- Opening Delimiter -

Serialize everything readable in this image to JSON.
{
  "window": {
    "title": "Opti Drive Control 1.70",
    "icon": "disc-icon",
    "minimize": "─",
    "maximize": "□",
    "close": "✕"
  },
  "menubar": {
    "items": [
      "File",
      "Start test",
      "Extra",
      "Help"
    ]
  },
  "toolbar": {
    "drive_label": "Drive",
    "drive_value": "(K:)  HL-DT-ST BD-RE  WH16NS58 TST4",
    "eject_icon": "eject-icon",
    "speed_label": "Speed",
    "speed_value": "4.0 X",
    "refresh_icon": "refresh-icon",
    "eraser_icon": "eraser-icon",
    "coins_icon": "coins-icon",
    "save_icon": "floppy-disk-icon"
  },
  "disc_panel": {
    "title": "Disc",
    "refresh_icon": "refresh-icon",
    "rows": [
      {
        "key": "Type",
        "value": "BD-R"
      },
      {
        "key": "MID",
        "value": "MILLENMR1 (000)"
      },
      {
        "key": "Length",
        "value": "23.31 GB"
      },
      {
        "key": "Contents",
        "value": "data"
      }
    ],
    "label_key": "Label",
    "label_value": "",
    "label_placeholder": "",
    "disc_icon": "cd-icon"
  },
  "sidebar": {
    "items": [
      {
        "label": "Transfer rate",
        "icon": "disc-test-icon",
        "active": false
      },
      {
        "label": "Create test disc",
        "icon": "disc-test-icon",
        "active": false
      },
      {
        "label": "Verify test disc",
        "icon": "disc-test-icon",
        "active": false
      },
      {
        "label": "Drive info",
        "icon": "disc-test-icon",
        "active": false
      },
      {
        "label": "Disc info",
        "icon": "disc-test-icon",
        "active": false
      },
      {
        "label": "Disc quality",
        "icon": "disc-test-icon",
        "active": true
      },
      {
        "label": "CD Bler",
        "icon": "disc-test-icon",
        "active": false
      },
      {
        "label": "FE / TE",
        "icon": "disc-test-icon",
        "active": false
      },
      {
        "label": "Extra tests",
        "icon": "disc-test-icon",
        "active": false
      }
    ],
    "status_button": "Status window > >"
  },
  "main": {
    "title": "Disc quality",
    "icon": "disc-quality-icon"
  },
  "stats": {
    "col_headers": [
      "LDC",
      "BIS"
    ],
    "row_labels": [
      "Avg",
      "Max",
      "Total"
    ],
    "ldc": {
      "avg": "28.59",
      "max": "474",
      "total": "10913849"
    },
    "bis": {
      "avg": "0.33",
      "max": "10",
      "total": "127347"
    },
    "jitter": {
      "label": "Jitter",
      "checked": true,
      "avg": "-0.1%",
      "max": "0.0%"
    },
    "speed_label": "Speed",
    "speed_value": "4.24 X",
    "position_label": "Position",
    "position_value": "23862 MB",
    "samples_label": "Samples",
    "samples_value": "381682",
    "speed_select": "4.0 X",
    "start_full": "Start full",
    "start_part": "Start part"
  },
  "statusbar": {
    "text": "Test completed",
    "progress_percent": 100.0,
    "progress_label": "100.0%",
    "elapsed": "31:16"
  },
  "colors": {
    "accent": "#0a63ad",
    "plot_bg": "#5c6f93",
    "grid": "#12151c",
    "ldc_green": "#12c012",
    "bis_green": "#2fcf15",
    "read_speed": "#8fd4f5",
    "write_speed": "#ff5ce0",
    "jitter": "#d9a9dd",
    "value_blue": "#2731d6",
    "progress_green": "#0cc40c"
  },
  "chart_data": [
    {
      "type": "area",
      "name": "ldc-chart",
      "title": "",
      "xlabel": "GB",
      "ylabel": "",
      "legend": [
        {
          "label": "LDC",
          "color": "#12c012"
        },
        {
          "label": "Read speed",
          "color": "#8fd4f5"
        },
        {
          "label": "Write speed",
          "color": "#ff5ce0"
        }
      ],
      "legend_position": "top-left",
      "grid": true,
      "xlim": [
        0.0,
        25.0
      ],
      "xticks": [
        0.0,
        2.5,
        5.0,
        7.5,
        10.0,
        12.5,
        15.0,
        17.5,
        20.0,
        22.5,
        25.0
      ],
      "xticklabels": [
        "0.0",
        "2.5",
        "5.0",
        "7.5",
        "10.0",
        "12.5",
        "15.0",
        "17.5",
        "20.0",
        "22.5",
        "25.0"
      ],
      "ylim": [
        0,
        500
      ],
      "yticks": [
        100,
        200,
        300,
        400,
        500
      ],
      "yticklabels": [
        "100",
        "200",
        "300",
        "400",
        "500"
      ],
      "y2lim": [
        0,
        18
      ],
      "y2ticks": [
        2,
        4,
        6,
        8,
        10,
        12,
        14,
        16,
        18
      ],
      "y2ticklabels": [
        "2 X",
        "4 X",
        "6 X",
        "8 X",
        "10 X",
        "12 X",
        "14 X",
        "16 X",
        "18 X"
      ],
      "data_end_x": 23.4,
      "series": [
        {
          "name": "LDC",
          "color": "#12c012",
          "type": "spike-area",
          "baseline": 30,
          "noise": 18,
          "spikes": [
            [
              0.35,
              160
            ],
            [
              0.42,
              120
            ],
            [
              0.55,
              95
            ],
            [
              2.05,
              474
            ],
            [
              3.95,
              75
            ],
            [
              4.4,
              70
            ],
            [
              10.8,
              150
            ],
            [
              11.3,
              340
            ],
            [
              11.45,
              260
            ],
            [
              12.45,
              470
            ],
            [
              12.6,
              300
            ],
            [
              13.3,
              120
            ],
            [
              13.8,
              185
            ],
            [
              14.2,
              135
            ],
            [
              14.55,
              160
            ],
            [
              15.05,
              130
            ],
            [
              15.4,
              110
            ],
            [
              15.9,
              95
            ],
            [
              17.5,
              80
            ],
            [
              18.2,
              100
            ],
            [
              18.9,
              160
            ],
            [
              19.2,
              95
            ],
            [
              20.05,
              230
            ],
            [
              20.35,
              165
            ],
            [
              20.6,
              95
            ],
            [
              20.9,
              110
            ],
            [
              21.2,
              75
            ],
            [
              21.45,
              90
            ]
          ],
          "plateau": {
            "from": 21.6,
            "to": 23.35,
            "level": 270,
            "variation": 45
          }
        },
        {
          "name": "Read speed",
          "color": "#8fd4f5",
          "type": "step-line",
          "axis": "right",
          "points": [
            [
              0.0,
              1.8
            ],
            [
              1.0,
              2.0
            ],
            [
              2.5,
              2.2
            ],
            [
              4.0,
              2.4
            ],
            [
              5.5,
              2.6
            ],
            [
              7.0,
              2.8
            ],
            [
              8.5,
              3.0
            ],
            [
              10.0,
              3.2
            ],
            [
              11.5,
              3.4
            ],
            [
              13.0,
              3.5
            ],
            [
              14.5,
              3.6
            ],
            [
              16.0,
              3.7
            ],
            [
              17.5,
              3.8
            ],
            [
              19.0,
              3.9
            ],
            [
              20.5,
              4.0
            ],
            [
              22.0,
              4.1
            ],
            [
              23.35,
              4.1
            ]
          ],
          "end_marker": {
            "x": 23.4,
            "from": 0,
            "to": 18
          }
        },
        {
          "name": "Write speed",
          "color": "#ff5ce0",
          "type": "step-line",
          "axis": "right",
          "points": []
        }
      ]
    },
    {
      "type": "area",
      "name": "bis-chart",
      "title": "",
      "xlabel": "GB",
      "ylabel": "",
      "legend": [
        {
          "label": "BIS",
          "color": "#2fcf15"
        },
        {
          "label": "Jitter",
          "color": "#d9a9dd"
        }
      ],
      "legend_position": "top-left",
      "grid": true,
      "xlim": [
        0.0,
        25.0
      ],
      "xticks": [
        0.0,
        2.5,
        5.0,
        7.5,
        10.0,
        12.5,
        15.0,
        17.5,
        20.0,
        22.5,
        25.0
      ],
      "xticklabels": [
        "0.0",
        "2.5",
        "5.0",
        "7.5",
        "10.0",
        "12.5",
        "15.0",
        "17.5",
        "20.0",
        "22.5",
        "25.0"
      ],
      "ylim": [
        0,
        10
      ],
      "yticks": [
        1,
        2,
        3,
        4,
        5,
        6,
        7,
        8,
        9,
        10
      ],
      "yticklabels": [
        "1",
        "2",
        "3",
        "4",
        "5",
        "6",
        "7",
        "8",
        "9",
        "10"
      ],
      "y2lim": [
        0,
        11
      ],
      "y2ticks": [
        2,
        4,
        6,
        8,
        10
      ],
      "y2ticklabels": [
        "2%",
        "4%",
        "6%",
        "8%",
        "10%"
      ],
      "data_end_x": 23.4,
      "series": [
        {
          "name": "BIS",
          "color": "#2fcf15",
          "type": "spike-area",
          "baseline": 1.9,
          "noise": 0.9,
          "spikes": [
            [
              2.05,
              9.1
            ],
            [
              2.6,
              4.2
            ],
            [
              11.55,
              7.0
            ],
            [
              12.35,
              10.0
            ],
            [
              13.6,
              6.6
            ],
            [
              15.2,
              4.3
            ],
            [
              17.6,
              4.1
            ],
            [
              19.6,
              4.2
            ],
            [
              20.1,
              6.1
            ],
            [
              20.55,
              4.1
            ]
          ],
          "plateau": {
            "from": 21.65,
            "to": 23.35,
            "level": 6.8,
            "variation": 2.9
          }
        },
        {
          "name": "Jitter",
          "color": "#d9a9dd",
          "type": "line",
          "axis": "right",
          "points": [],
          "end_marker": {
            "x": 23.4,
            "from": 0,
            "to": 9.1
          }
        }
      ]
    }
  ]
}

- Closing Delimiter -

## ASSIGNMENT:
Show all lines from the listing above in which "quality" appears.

## WRITTEN REPLY:
        "label": "Disc quality",
    "title": "Disc quality",
    "icon": "disc-quality-icon"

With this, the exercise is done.